In this picture, the young pilgrim is entranced by Love depicted as an angel surrounded by a large retinue of nightingales. He is following Love and does not seem to realise the vicissitudes he is being led through, in this case the  thick bushes of thorns. He does not seem to feel the pain. 

The young pilgrim has been entranced by by the promise of the spirit of Love and the song of the nightingales in the night and in the darkness has become ensnared by the thorn bushes. He continues his pursuit of  Love

Burne-Jones dedicated the work to the poet Swinburne and in the catalogue quoted the following lines by the poet:
"Love that is first and last of all things made,
The light that moving has man`s life for shade."

Originally the pilgrim had a beard as it was based on an Italian model called Giacinto. The figure was to be made definitively masculine. But the beard was later removed.

From classical times the nightingale has been a favourite image for poets. For some the song of the nightingale was poetry, even the highest form of poetrry

The song of the nightingale has been described as one of the most beautiful sounds in nature. The bird is reputed to sing at night as well as during the day

The very word "nightingale" means "night songstress"

In Chaucer`s Prologue to the Canterbury Tales, the Knight`s son, the Squire is described as:
"So hoote he lovede, that by nyghtertale
He slepte namoore than dooth a nyghtyngale."

Unlike his father, the Squire is a novice warrior and lover with more enthusiasm than experience. He is not yet as his Father, the courtly Knight

Love is portrayed as an angel, a messenger of God and the spirit of Love

It is erotic Love that impels the young pilgrim on. 
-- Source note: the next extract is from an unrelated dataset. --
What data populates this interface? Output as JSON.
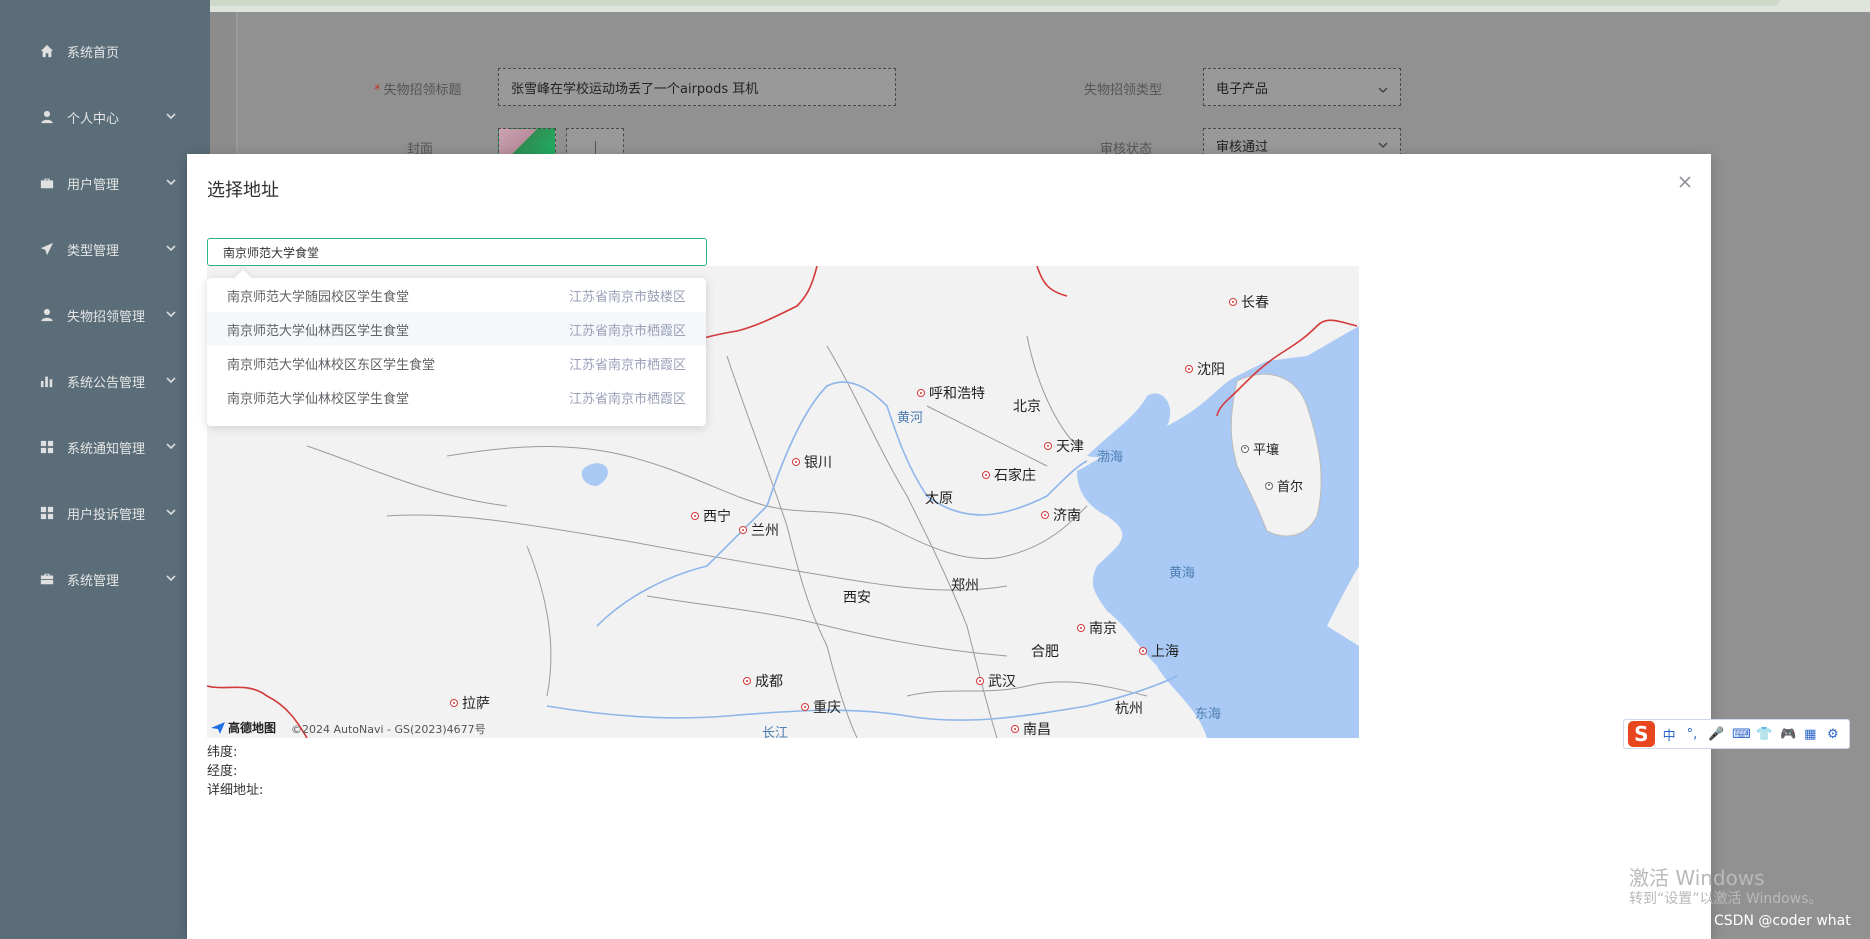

Christianity did not poison or destroy eros notwithstanding what Friedrich Nietzsche, Freud and others thought

Chaucer`s work includes a debate between Love and Reason. This work shows the state of the young man before this debate or synthesis

For modern minds, the angel has become a utterly fantastic figure, a figure which invokes incredulity and disbelief. A sign that religion and reason are not reconciliable. 

Yet they occur in the Old Testament as well as the New Testament. 

In the early Church and medieval times, they were regarded as real creatures. They were and are a sign of God`s intervention in human history and revelation.

As such they are now dismissed and rank along with Santa Claus, pixies and other fictional mythological creatures. In the same way for many does Scripture.

What therefore is an angel?

Benedict XVI in a lengthy homily on the three Archangels, Michael, Gabriel and Raphael explained in a way more attuned to modern ideas and idiom:
" But what is an Angel? 
Sacred Scripture and the Church's tradition enable us to discern two aspects. 
On the one hand, the Angel is a creature who stands before God, oriented to God with his whole being. All three names of the Archangels end with the word "El", which means "God". God is inscribed in their names, in their nature. 
Their true nature is existing in his sight and for him. 
In this very way the second aspect that characterizes Angels is also explained: they are God's messengers. 
They bring God to men, they open heaven and thus open earth. Precisely because they are with God, they can also be very close to man. Indeed, God is closer to each one of us than we ourselves are. 
The Angels speak to man of what constitutes his true being, of what in his life is so often concealed and buried. They bring him back to himself, touching him on God's behalf. 
In this sense, we human beings must also always return to being angels to one another - angels who turn people away from erroneous ways and direct them always, ever anew, to God. 
If the ancient Church called Bishops "Angels" of their Church, she meant precisely this: Bishops themselves must be men of God, they must live oriented to God. "Multum orat pro populo" - "Let them say many prayers for the people", the Breviary of the Church says of holy Bishops. 
The Bishop must be a man of prayer, one who intercedes with God for human beings. The more he does so, the more he also understands the people who are entrusted to him and can become an angel for them - a messenger of God who helps them to find their true nature by themselves, and to live the idea that God has of them.

Angels were not "abolished" by the Second Vatican Council. They are there in Lumen Gentium if you look hard enough